“Today came about with a phone call,” said Tavernini. “I got a phone call asking for some help and I was more than willing to provide my service.”
From a situational standpoint, Tavernini says that this course is different than other self-defence classes he has taught.
“Normally when I do a self-defence course, [it’s for] in a parking lot, or an alleyway — so a little bit more of an open space —versus a confined house,” he said. “So I’ve almost revamped my program specifically for this group.”
The black belt says that the call forced him to consider the situations that women in real estate put themselves in every day.
“I put myself in the shoes of a real estate agent, and I started to dissect their job — what they do, how they interact with people — and I started to see all the flaws and I started to see all the situations where they are vulnerable,” Tavernini explained.
“They put themselves in a situation where they are alone with a complete stranger in a house.”
WATCH: (Feb. 20, 2019) Lethbridge man to be added to sex offender registry once sentenced is served
Maronda says that incidents like the one on May 29 are rare, but it doesn’t make the need for education any less important.
“Me myself, working in show homes for 13 years, if you just feel like your stomach is telling you that you need to get out of the situation then don’t put yourself in the situation,” said Maronda.
“You need to have a little more protection or knowledge to give you peace of mind.”
Maronda says that she hopes Tuesday’s session spurs further change in the industry.
“I would like to see just more awareness in the industry as a whole.” said Maronda, “The community — everybody thinks Lethbridge is safe, and it feels safe, but if we take extra steps to ask you for your licence to go show homes, I think that kind of is the next step and where things are going to go.

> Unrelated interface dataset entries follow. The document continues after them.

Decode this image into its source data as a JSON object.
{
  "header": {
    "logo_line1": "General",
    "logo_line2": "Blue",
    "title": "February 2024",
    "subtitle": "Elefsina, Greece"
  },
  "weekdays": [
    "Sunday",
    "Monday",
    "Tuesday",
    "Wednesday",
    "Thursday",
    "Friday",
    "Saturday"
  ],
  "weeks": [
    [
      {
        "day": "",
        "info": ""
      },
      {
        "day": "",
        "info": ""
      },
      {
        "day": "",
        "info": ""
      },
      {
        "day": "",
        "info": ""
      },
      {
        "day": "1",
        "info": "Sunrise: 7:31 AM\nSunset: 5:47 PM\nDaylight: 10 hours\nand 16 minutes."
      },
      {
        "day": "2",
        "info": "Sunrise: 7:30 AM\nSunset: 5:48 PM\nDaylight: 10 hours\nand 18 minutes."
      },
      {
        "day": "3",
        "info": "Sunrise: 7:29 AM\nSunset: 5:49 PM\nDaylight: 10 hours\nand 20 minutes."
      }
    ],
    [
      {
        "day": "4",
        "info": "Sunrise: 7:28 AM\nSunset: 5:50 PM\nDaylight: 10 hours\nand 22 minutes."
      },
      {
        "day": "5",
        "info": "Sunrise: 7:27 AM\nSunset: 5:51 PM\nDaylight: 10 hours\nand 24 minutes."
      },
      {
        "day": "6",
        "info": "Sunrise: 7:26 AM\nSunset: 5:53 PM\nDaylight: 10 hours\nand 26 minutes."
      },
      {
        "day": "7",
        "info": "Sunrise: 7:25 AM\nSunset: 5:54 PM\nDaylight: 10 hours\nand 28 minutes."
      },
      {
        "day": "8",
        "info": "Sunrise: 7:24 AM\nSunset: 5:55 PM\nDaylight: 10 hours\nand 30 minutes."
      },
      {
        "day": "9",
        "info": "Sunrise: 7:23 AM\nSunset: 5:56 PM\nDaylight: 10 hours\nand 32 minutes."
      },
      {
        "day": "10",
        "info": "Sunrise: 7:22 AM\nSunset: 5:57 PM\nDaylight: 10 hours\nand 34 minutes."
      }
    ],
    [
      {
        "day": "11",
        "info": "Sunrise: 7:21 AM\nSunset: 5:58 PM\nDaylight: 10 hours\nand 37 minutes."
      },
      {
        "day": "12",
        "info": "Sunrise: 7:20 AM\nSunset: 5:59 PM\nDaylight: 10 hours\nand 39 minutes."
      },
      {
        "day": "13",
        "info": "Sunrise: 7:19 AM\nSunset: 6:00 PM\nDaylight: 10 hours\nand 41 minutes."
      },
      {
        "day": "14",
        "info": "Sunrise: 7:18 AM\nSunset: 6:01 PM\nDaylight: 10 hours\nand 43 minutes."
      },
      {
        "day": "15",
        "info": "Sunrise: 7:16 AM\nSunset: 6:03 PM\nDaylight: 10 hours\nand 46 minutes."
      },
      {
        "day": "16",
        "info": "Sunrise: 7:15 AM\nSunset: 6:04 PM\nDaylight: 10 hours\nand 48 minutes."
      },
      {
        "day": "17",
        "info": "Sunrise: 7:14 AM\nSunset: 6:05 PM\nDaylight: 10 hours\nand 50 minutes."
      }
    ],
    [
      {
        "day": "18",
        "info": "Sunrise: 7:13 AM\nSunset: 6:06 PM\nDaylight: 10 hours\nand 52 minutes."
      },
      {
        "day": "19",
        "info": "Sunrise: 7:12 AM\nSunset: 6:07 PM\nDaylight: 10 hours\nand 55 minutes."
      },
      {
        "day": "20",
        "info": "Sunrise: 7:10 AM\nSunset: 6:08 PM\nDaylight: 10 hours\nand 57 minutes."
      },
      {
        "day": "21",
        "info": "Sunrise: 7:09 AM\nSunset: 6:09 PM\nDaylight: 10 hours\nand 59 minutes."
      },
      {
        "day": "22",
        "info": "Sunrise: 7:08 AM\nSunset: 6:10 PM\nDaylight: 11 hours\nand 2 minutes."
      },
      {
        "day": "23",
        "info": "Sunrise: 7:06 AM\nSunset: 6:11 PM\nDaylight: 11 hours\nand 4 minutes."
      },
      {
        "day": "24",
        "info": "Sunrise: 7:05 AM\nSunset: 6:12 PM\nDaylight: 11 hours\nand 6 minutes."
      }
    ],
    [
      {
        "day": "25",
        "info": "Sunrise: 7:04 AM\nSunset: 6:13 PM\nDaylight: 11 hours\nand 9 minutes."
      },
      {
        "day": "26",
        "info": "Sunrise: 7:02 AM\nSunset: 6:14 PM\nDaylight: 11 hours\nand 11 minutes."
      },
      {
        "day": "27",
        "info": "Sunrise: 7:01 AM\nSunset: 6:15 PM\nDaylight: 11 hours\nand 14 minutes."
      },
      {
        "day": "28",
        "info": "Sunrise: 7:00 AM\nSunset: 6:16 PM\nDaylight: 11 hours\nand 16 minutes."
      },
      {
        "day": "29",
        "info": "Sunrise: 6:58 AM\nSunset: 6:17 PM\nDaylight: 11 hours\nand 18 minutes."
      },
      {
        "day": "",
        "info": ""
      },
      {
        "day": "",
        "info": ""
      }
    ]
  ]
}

“We do have a lot of ladies that work for us and that want to feel protected, and don’t feel like it’s a burden to do that and that it’s annoying. It’s just going to be policy.”